It aint because we ain’t done nothing wrong
No, so let us go forth
With caution and with care, but with confidence
Woody Guthrie said, deal me any card in the deck 
and I’ll beat you
Yes, let us proceed 
Let’s plan our work and work our plan
And like Tom Waits says, you gotta get behind the mule 
In the morning and plow

The world has given us another morning, another spring
Another chance to see with fresh eyes
Another opportunity to work it
And as my old mentor from the mountains, George Stokely, always tells me 
Just keep pecking away at it son, you keep pecking and you’ll get it
So, we keep pecking
We peck away with new plans, new ways, new means 
Firm up what we got
Build on what we’ve done
Make our best choices
Make it new, make it here, make it work

The dark shadow of winter 
Is still frozen in my mind 
Deep inside my bones
But spring has come 
And once again I believe 
In the light, in the sun
And I believe in change
And I go about the work

R.B. Morris also read the Nikki Giovanni poem Knoxville, Tennessee

I always like summer
you can eat fresh corn
from daddy’s garden
and okra
and greens
and cabbage
and lots of
and buttermilk
and homemade ice-cream
at the church picnic
and listen to
gospel music
at the church
and go to the mountains with
your grandmother
and go barefooted
and be warm
all the time
not only when you go to bed
and sleep

Isaiah WhaleyPoem for Mayor Rogero's State of the City Address
by Isaiah Whaley, student at South-Doyle Middle

What is this place?
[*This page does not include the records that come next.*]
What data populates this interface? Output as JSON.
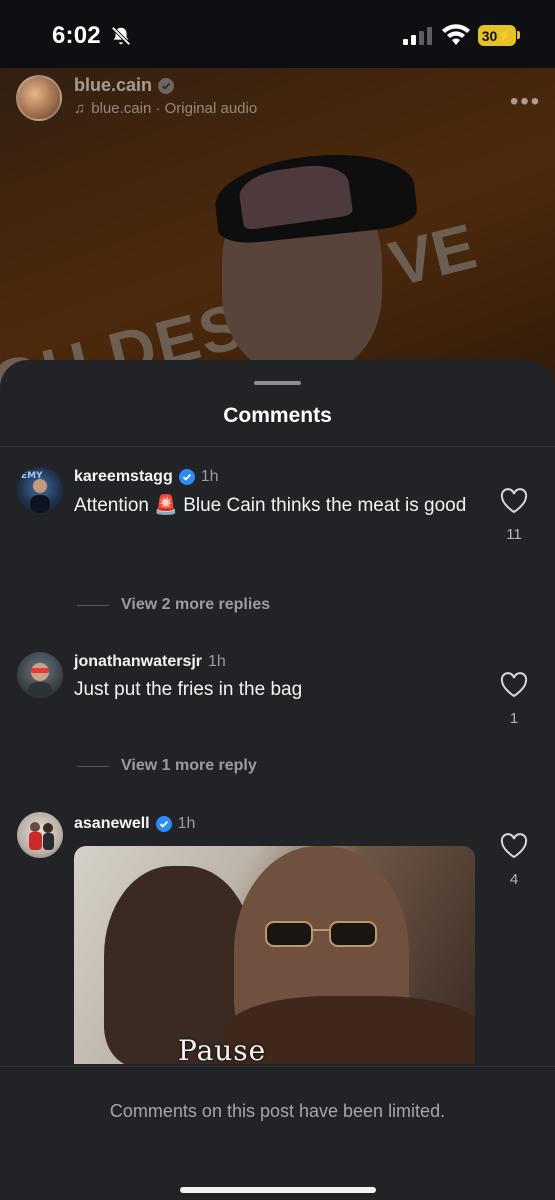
{
  "status_bar": {
    "time": "6:02",
    "battery": "30"
  },
  "post": {
    "username": "blue.cain",
    "audio": "blue.cain · Original audio",
    "more": "•••"
  },
  "sheet": {
    "title": "Comments",
    "footer": "Comments on this post have been limited."
  },
  "comments": [
    {
      "username": "kareemstagg",
      "verified": true,
      "time": "1h",
      "text": "Attention 🚨 Blue Cain thinks the meat is good",
      "likes": "11",
      "replies_label": "View 2 more replies"
    },
    {
      "username": "jonathanwatersjr",
      "verified": false,
      "time": "1h",
      "text": "Just put the fries in the bag",
      "likes": "1",
      "replies_label": "View 1 more reply"
    },
    {
      "username": "asanewell",
      "verified": true,
      "time": "1h",
      "gif_caption": "Pause",
      "likes": "4"
    }
  ],
  "colors": {
    "sheet_bg": "#212327",
    "verified_blue": "#2f8cf5",
    "battery_yellow": "#e6c229"
  }
}
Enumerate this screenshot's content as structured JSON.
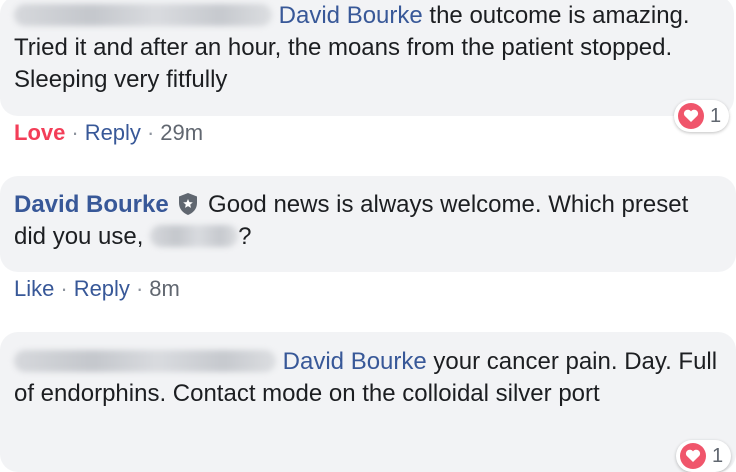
{
  "comments": [
    {
      "mention": "David Bourke",
      "text": " the outcome is amazing. Tried it and after an hour, the moans from the patient stopped. Sleeping very fitfully",
      "actions": {
        "reaction": "Love",
        "reply": "Reply",
        "time": "29m"
      },
      "reaction_count": "1"
    },
    {
      "author": "David Bourke",
      "text_before": " Good news is always welcome. Which preset did you use, ",
      "text_after": "?",
      "actions": {
        "like": "Like",
        "reply": "Reply",
        "time": "8m"
      }
    },
    {
      "mention": "David Bourke",
      "text": " your cancer pain. Day. Full of endorphins. Contact mode on the colloidal silver port",
      "reaction_count": "1"
    }
  ],
  "colors": {
    "link": "#385898",
    "bubble": "#f2f3f5",
    "love": "#f33e58",
    "meta": "#616770"
  },
  "icons": {
    "verified": "shield-icon",
    "reaction": "heart-icon"
  }
}
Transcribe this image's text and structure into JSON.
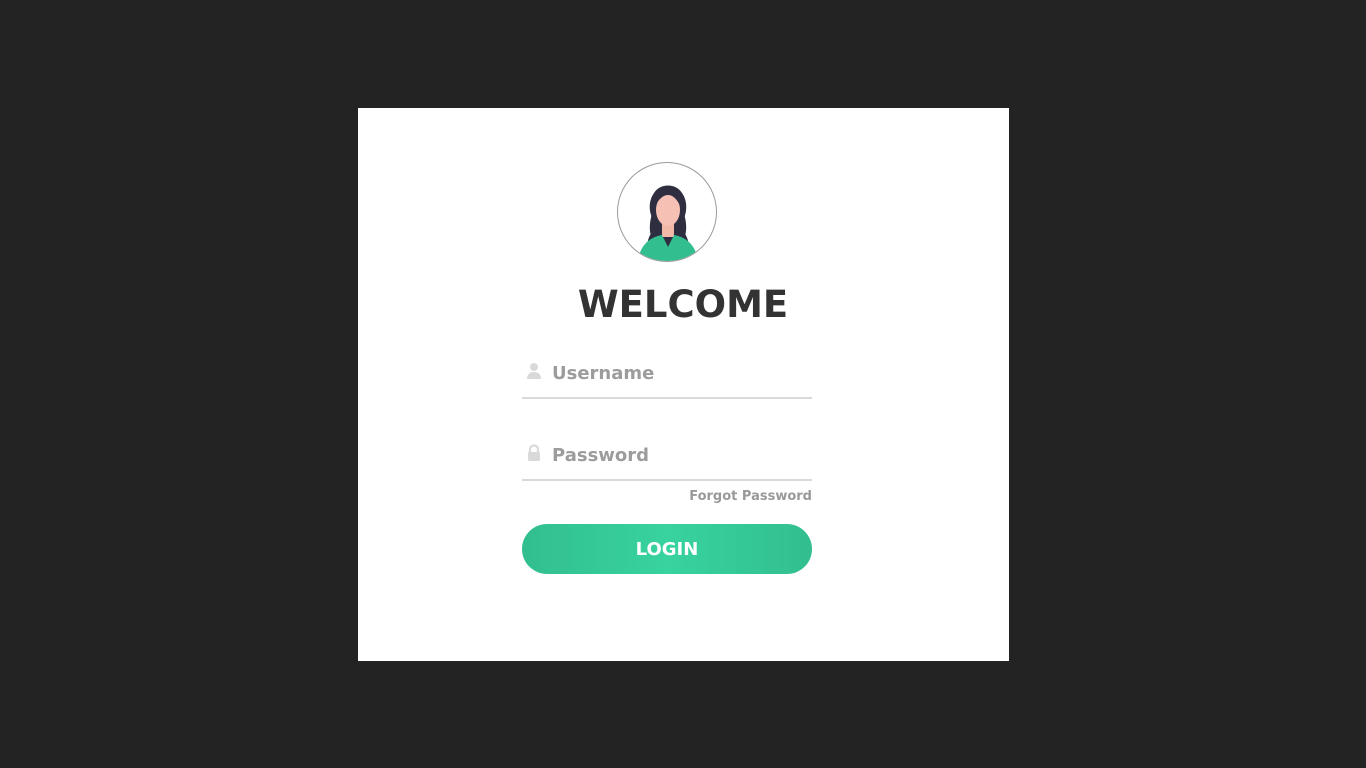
{
  "login": {
    "title": "WELCOME",
    "username_placeholder": "Username",
    "password_placeholder": "Password",
    "forgot_label": "Forgot Password",
    "login_label": "LOGIN"
  },
  "icons": {
    "username": "user-icon",
    "password": "lock-icon"
  },
  "colors": {
    "background": "#232323",
    "card": "#ffffff",
    "accent": "#38d39f",
    "accent_dark": "#32be8f",
    "title_text": "#333333",
    "muted_text": "#999999"
  }
}
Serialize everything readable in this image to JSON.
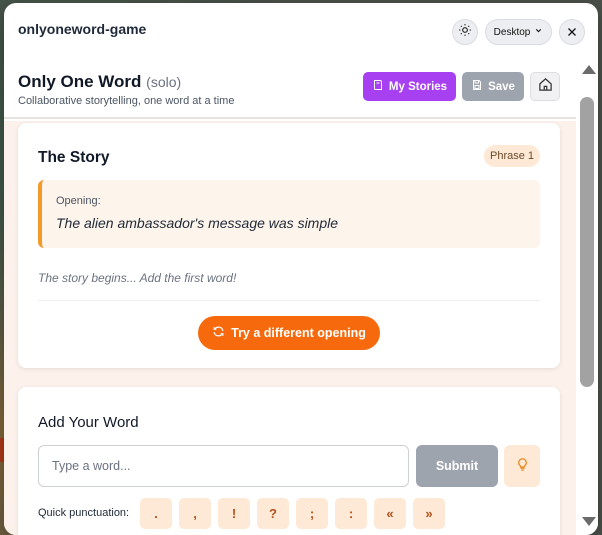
{
  "app": {
    "title": "onlyoneword-game"
  },
  "topbar": {
    "view_mode": "Desktop"
  },
  "header": {
    "title": "Only One Word",
    "mode": "(solo)",
    "subtitle": "Collaborative storytelling, one word at a time",
    "my_stories_label": "My Stories",
    "save_label": "Save"
  },
  "story": {
    "title": "The Story",
    "phrase_badge": "Phrase 1",
    "opening_label": "Opening:",
    "opening_text": "The alien ambassador's message was simple",
    "begins_text": "The story begins... Add the first word!",
    "different_opening_label": "Try a different opening"
  },
  "add_word": {
    "title": "Add Your Word",
    "input_placeholder": "Type a word...",
    "input_value": "",
    "submit_label": "Submit",
    "quick_punctuation_label": "Quick punctuation:",
    "punctuation": [
      ".",
      ",",
      "!",
      "?",
      ";",
      ":",
      "«",
      "»"
    ]
  },
  "colors": {
    "accent_purple": "#a740f0",
    "accent_orange": "#f66a0d",
    "disabled_gray": "#9ea4ae",
    "soft_peach": "#fde9d6"
  }
}
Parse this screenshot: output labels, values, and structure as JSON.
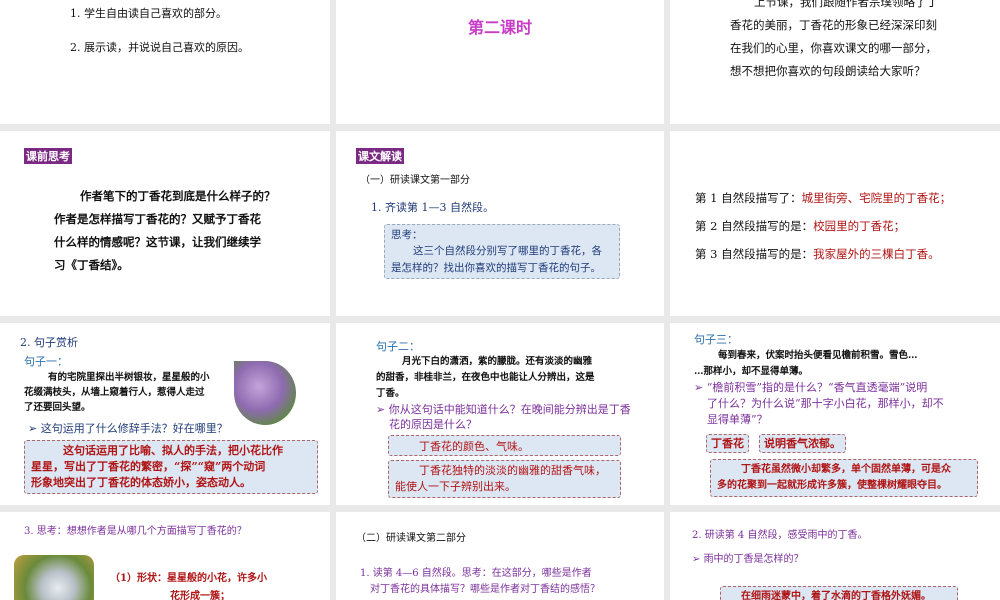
{
  "slides": [
    {
      "lines": [
        "1. 学生自由读自己喜欢的部分。",
        "2. 展示读，并说说自己喜欢的原因。"
      ]
    },
    {
      "title": "第二课时"
    },
    {
      "lines": [
        "上节课，我们跟随作者宗璞领略了丁",
        "香花的美丽，丁香花的形象已经深深印刻",
        "在我们的心里，你喜欢课文的哪一部分，",
        "想不想把你喜欢的句段朗读给大家听？"
      ]
    },
    {
      "tag": "课前思考",
      "lines": [
        "作者笔下的丁香花到底是什么样子的？",
        "作者是怎样描写丁香花的？又赋予丁香花",
        "什么样的情感呢？这节课，让我们继续学",
        "习《丁香结》。"
      ]
    },
    {
      "tag": "课文解读",
      "sub": "（一）研读课文第一部分",
      "item": "1. 齐读第 1—3 自然段。",
      "box_title": "思考：",
      "box_lines": [
        "这三个自然段分别写了哪里的丁香花，各",
        "是怎样的？找出你喜欢的描写丁香花的句子。"
      ]
    },
    {
      "rows": [
        {
          "label": "第 1 自然段描写了：",
          "answer": "城里街旁、宅院里的丁香花；"
        },
        {
          "label": "第 2 自然段描写的是：",
          "answer": "校园里的丁香花；"
        },
        {
          "label": "第 3 自然段描写的是：",
          "answer": "我家屋外的三棵白丁香。"
        }
      ]
    },
    {
      "heading": "2. 句子赏析",
      "label": "句子一：",
      "lines": [
        "有的宅院里探出半树银妆，星星般的小",
        "花缀满枝头，从墙上窥着行人，惹得人走过",
        "了还要回头望。"
      ],
      "question": "这句运用了什么修辞手法？好在哪里？",
      "answer": [
        "这句话运用了比喻、拟人的手法，把小花比作",
        "星星，写出了丁香花的繁密，“探”“窥”两个动词",
        "形象地突出了丁香花的体态娇小，姿态动人。"
      ]
    },
    {
      "label": "句子二：",
      "lines": [
        "月光下白的潇洒，紫的朦胧。还有淡淡的幽雅",
        "的甜香，非桂非兰，在夜色中也能让人分辨出，这是",
        "丁香。"
      ],
      "question": [
        "你从这句话中能知道什么？在晚间能分辨出是丁香",
        "花的原因是什么？"
      ],
      "answer1": "丁香花的颜色、气味。",
      "answer2": [
        "丁香花独特的淡淡的幽雅的甜香气味，",
        "能使人一下子辨别出来。"
      ]
    },
    {
      "label": "句子三：",
      "lines": [
        "每到春来，伏案时抬头便看见檐前积雪。雪色…",
        "…那样小，却不显得单薄。"
      ],
      "question": [
        "“檐前积雪”指的是什么？“香气直透毫端”说明",
        "了什么？为什么说“那十字小白花，那样小，却不",
        "显得单薄”？"
      ],
      "chip1": "丁香花",
      "chip2": "说明香气浓郁。",
      "answer": [
        "丁香花虽然微小却繁多，单个固然单薄，可是众",
        "多的花聚到一起就形成许多簇，使整棵树耀眼夺目。"
      ]
    },
    {
      "heading": "3. 思考：想想作者是从哪几个方面描写丁香花的？",
      "lines": [
        "（1）形状：星星般的小花，许多小",
        "花形成一簇；"
      ]
    },
    {
      "sub": "（二）研读课文第二部分",
      "lines": [
        "1. 读第 4—6 自然段。思考：在这部分，哪些是作者",
        "对丁香花的具体描写？哪些是作者对丁香结的感悟？"
      ]
    },
    {
      "heading": "2. 研读第 4 自然段，感受雨中的丁香。",
      "question": "雨中的丁香是怎样的？",
      "answer": "在细雨迷蒙中，着了水滴的丁香格外妩媚。"
    }
  ],
  "colors": {
    "purple": "#7b2f9a",
    "red": "#b01515",
    "tag": "#7a2a82",
    "box": "#dde7f4"
  }
}
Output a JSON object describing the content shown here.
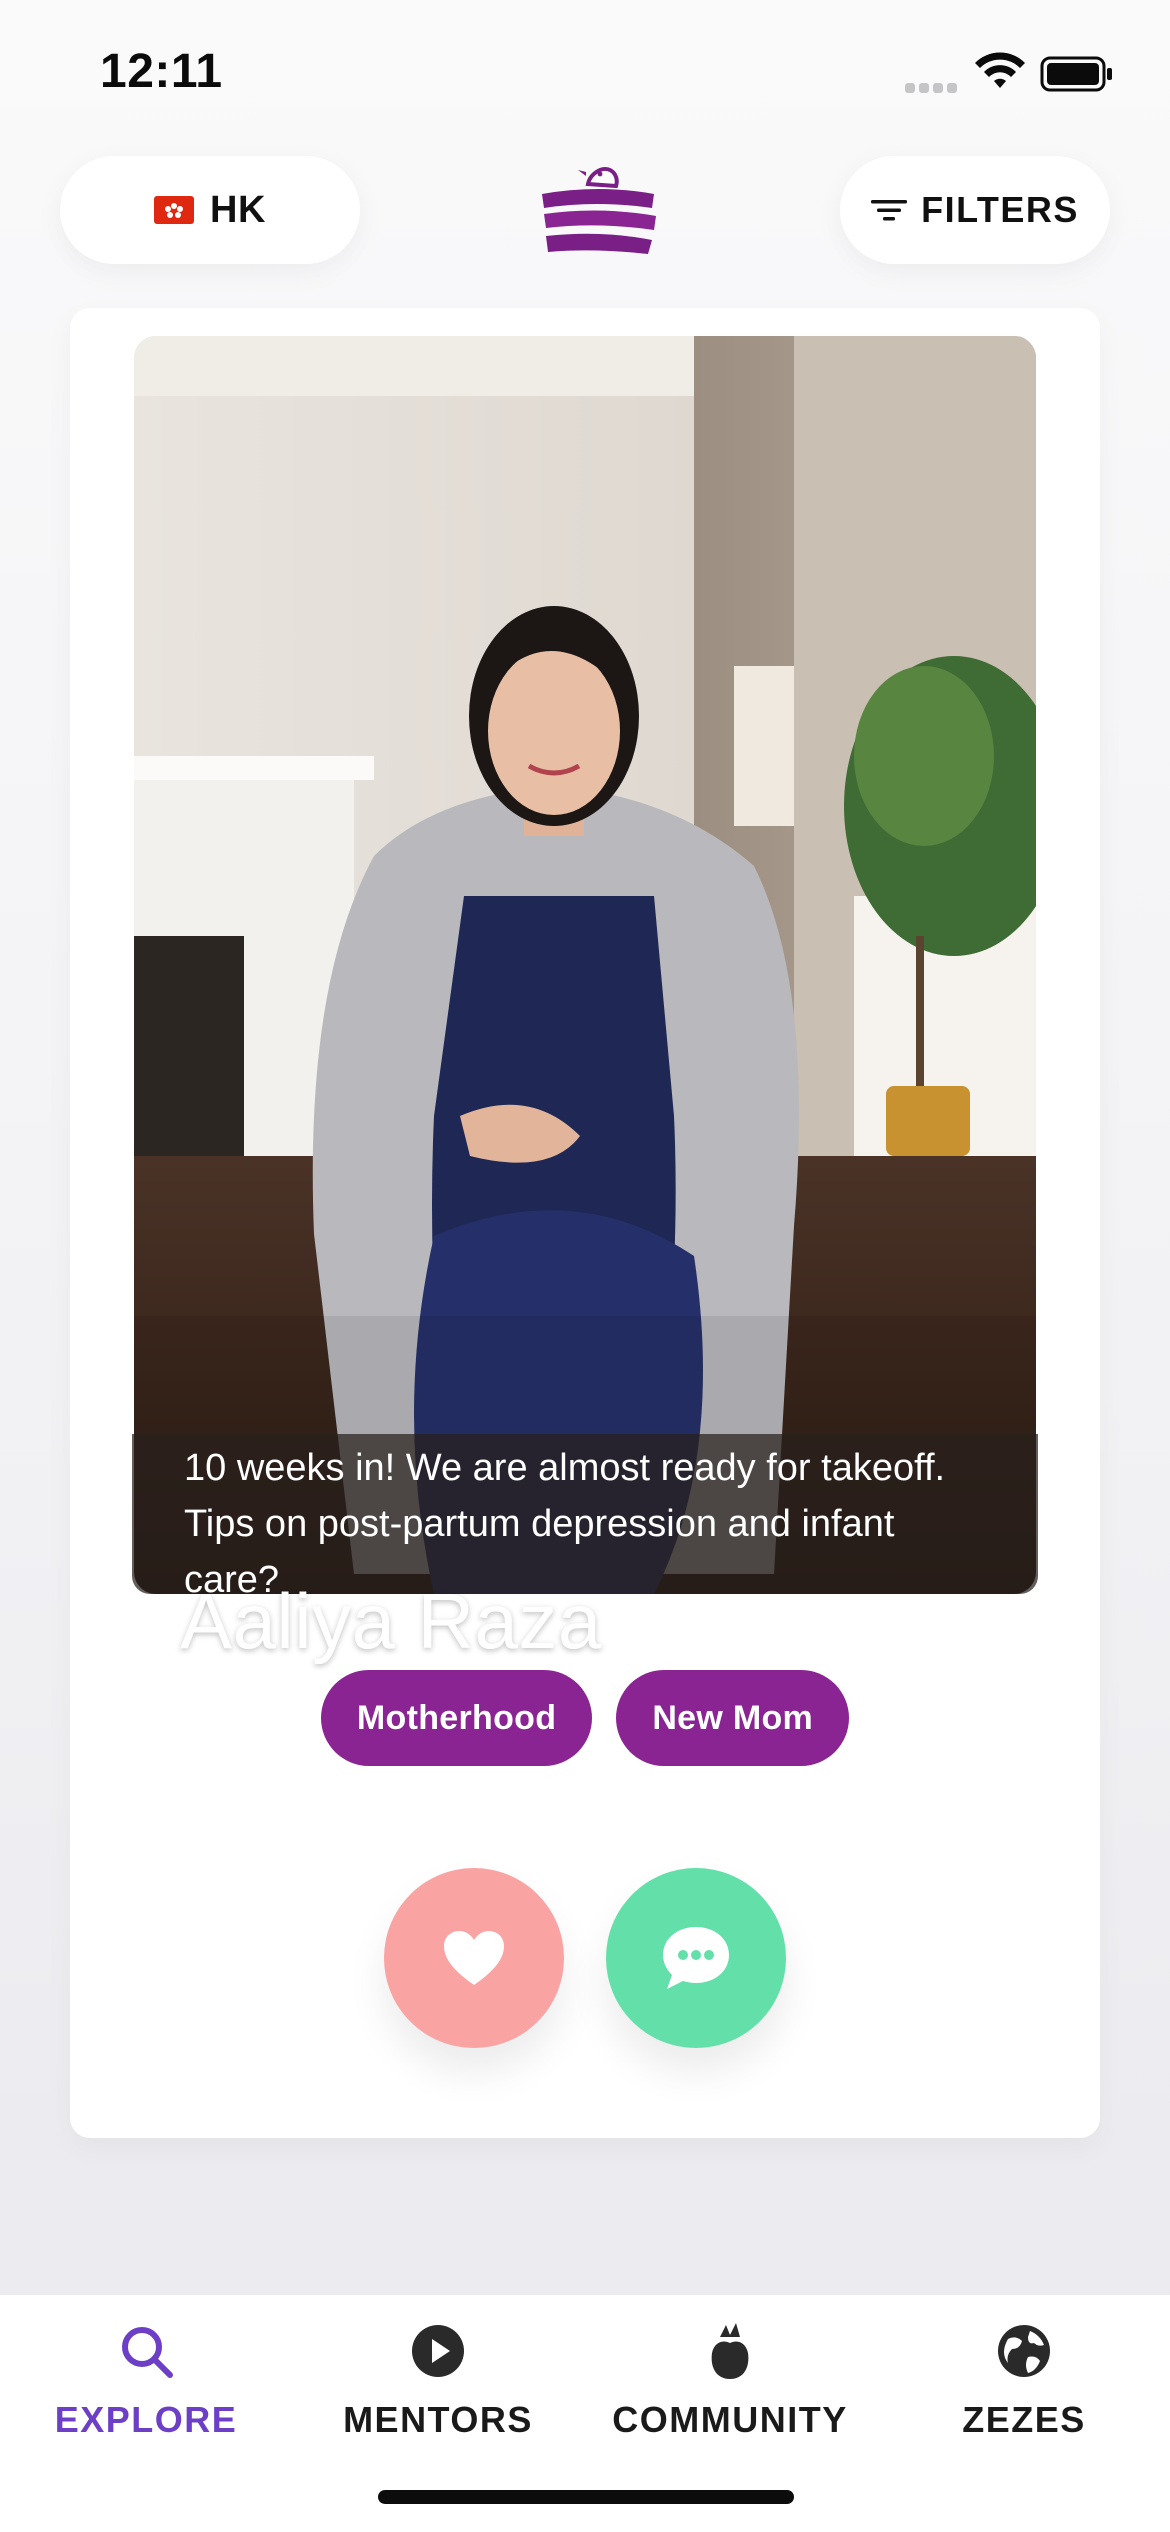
{
  "status_bar": {
    "time": "12:11"
  },
  "header": {
    "region_label": "HK",
    "filters_label": "FILTERS"
  },
  "profile": {
    "name": "Aaliya Raza",
    "caption": "10 weeks in! We are almost ready for takeoff. Tips on post-partum depression and infant care?",
    "tags": [
      "Motherhood",
      "New Mom"
    ]
  },
  "actions": {
    "like_icon": "heart-icon",
    "chat_icon": "chat-bubble-icon"
  },
  "nav": {
    "items": [
      {
        "label": "EXPLORE",
        "icon": "search-icon",
        "active": true
      },
      {
        "label": "MENTORS",
        "icon": "play-icon",
        "active": false
      },
      {
        "label": "COMMUNITY",
        "icon": "flower-icon",
        "active": false
      },
      {
        "label": "ZEZES",
        "icon": "globe-icon",
        "active": false
      }
    ]
  },
  "colors": {
    "accent": "#8a2493",
    "active_nav": "#6c3fc6",
    "like": "#f9a3a3",
    "chat": "#63dfa9"
  }
}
So much diversity, so many cultural backgrounds, so many ... people.
There has to be over. .. I don't know how many people here.
There are restaurants, hotels, apartments, stores, banks, art.
There are so many things to do here

I see a band playing music, a group of people doing yoga, and plenty of people looking
at the modern art over in that direction.
A young male giving a homeless man money to get a meal, young college students
hanging out as friends around that bench, and a few young teens watching the new
trending movie in the theater.
What is this beautiful place, I wondered.
To the left of me is a sign. This sign reads Downtown Knoxville